:: RECORDED DATA
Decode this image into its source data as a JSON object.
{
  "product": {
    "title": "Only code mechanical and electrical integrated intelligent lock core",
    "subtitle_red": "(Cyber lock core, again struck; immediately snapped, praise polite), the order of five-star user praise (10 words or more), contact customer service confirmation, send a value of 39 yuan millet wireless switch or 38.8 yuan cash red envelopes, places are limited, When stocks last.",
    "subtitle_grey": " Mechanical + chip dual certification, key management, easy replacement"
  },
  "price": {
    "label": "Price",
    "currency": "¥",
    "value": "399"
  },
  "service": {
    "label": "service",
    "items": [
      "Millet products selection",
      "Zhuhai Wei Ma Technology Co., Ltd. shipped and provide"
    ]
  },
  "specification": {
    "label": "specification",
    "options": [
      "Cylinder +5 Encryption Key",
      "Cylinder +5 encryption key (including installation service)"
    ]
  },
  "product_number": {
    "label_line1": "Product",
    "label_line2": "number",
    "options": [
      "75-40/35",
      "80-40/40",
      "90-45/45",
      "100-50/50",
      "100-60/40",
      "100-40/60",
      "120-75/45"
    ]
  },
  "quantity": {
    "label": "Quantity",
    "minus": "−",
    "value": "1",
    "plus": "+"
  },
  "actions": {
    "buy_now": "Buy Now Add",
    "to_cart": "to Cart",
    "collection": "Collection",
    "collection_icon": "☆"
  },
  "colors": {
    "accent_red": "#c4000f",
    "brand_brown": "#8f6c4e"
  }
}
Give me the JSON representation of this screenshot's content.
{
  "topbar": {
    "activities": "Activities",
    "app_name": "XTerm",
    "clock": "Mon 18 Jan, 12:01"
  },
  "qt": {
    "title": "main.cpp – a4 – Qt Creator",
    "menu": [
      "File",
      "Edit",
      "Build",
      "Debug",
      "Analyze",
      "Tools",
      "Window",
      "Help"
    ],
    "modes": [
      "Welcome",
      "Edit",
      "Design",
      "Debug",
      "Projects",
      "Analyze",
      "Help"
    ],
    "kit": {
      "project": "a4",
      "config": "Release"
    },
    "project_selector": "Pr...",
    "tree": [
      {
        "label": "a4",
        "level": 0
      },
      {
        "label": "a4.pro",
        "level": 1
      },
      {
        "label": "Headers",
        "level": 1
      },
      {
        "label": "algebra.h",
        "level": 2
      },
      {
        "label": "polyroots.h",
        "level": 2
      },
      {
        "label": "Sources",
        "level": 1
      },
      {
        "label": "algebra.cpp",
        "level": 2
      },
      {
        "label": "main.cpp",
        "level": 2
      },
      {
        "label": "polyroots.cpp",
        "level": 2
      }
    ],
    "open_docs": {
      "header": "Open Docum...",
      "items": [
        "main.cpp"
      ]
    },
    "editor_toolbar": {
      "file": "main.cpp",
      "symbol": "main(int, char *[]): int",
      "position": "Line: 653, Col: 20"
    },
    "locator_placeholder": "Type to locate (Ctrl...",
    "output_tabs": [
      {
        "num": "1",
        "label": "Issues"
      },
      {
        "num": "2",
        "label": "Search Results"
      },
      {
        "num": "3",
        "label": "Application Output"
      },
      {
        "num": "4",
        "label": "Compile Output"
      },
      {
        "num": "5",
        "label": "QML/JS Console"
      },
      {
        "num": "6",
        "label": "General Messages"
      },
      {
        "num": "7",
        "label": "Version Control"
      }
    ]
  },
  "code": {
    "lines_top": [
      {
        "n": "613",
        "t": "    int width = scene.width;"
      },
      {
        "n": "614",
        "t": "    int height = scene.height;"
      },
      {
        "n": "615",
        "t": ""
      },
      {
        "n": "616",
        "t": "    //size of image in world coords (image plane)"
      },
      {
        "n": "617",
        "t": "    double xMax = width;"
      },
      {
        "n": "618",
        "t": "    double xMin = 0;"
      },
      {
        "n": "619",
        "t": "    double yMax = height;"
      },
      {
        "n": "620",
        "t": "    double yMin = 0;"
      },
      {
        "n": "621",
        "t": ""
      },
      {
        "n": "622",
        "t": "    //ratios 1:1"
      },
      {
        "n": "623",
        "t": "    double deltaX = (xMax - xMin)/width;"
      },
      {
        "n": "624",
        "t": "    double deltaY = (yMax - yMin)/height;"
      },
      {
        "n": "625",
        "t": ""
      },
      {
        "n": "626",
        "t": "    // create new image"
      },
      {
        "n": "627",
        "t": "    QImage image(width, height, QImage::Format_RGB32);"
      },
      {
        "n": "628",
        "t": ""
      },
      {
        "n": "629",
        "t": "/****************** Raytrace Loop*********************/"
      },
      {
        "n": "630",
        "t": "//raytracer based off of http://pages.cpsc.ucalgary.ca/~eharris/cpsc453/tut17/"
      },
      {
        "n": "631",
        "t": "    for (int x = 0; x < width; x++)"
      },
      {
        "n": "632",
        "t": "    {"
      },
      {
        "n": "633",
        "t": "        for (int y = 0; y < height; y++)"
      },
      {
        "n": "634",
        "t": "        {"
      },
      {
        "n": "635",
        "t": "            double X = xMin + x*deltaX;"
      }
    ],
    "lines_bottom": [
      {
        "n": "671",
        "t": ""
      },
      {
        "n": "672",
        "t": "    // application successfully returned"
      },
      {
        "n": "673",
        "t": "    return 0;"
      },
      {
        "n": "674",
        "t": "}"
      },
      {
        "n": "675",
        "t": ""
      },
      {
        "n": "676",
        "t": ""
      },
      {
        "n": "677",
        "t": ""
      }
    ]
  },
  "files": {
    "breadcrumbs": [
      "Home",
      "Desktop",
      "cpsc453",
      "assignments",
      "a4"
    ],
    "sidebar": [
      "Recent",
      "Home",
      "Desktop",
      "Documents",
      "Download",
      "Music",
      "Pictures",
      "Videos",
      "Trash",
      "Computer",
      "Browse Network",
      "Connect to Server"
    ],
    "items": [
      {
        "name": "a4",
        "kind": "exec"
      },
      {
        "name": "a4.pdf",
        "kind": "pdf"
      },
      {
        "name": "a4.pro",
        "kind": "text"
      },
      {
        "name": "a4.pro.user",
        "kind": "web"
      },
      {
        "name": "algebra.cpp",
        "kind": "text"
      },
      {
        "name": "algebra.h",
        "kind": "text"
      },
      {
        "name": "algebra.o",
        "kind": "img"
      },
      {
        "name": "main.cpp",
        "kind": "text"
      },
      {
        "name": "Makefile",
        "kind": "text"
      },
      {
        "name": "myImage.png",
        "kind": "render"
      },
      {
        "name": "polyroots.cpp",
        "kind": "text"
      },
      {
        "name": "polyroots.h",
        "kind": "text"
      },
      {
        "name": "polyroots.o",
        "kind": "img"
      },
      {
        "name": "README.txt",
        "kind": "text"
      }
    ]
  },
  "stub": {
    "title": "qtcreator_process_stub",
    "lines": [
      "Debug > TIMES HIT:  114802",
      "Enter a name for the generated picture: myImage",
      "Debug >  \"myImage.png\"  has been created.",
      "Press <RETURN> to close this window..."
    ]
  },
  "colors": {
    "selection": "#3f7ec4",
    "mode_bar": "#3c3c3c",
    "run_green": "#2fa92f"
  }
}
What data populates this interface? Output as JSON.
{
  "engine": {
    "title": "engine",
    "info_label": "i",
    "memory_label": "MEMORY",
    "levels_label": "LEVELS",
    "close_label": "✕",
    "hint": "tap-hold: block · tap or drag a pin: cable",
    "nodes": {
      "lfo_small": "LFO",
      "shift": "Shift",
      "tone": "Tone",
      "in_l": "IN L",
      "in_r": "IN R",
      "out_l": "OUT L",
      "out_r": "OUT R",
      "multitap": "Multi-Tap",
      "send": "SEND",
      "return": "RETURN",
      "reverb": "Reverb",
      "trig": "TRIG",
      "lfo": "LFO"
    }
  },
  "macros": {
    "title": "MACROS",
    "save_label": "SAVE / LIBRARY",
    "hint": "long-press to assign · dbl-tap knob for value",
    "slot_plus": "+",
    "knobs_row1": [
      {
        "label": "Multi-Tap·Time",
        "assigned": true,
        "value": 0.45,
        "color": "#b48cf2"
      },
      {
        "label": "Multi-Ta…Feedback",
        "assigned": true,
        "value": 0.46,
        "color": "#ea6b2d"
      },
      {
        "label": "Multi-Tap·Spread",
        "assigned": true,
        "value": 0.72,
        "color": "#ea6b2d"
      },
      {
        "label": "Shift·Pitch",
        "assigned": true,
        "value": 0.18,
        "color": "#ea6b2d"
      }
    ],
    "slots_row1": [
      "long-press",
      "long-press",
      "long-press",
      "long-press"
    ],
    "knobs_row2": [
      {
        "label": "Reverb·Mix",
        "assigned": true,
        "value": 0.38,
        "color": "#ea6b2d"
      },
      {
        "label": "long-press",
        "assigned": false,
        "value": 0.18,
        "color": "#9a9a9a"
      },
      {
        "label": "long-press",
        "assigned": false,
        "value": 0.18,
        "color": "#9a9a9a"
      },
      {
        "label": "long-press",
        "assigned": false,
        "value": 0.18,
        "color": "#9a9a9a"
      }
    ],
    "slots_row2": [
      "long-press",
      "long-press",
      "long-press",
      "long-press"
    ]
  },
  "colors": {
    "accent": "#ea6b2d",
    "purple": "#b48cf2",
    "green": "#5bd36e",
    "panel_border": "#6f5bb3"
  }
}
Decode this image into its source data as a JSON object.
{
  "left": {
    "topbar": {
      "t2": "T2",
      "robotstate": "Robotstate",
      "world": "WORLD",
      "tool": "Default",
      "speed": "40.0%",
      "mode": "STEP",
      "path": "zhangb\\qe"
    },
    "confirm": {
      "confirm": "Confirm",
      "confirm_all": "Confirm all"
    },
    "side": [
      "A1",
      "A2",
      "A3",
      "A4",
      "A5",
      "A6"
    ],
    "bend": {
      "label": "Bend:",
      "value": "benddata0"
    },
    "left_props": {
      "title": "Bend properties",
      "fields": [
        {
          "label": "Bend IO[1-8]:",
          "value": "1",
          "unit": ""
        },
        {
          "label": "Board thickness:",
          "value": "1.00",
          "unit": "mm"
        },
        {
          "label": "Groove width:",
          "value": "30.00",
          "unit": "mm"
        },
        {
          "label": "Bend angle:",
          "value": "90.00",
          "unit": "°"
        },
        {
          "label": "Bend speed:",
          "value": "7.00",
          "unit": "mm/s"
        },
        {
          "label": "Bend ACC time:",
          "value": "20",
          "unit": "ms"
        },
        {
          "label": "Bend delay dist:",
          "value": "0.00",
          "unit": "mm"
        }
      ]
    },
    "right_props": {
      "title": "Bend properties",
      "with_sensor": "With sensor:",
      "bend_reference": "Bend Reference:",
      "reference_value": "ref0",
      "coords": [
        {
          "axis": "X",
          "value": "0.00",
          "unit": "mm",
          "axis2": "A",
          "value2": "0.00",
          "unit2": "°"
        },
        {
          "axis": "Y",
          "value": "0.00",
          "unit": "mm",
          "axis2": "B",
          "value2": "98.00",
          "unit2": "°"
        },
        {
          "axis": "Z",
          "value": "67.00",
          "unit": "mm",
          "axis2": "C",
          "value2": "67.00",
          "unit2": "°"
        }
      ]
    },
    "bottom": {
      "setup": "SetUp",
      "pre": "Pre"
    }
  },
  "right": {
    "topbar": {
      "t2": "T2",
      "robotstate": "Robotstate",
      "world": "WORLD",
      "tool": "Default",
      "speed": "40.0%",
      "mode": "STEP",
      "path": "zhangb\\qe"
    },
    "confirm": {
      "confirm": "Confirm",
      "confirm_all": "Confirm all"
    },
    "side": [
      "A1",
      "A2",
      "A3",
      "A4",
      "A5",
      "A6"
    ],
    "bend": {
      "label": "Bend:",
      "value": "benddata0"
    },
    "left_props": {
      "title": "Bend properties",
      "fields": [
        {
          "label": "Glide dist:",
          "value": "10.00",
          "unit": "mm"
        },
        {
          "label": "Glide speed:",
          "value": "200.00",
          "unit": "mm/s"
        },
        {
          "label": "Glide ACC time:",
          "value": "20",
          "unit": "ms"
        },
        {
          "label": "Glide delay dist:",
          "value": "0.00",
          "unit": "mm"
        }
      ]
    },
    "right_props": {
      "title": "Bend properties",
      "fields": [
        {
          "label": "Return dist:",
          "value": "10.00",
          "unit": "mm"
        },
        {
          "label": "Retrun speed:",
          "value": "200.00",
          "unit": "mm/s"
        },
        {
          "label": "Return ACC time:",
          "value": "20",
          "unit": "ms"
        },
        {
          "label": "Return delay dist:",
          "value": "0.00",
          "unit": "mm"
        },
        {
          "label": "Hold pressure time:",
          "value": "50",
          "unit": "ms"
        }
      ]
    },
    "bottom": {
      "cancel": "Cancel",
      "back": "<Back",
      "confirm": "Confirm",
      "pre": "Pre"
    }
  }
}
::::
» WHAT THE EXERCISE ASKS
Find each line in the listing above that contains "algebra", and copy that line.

» ANSWER TO THE PROBLEM
        "label": "algebra.h",
        "label": "algebra.cpp",
        "name": "algebra.cpp",
        "name": "algebra.h",
        "name": "algebra.o",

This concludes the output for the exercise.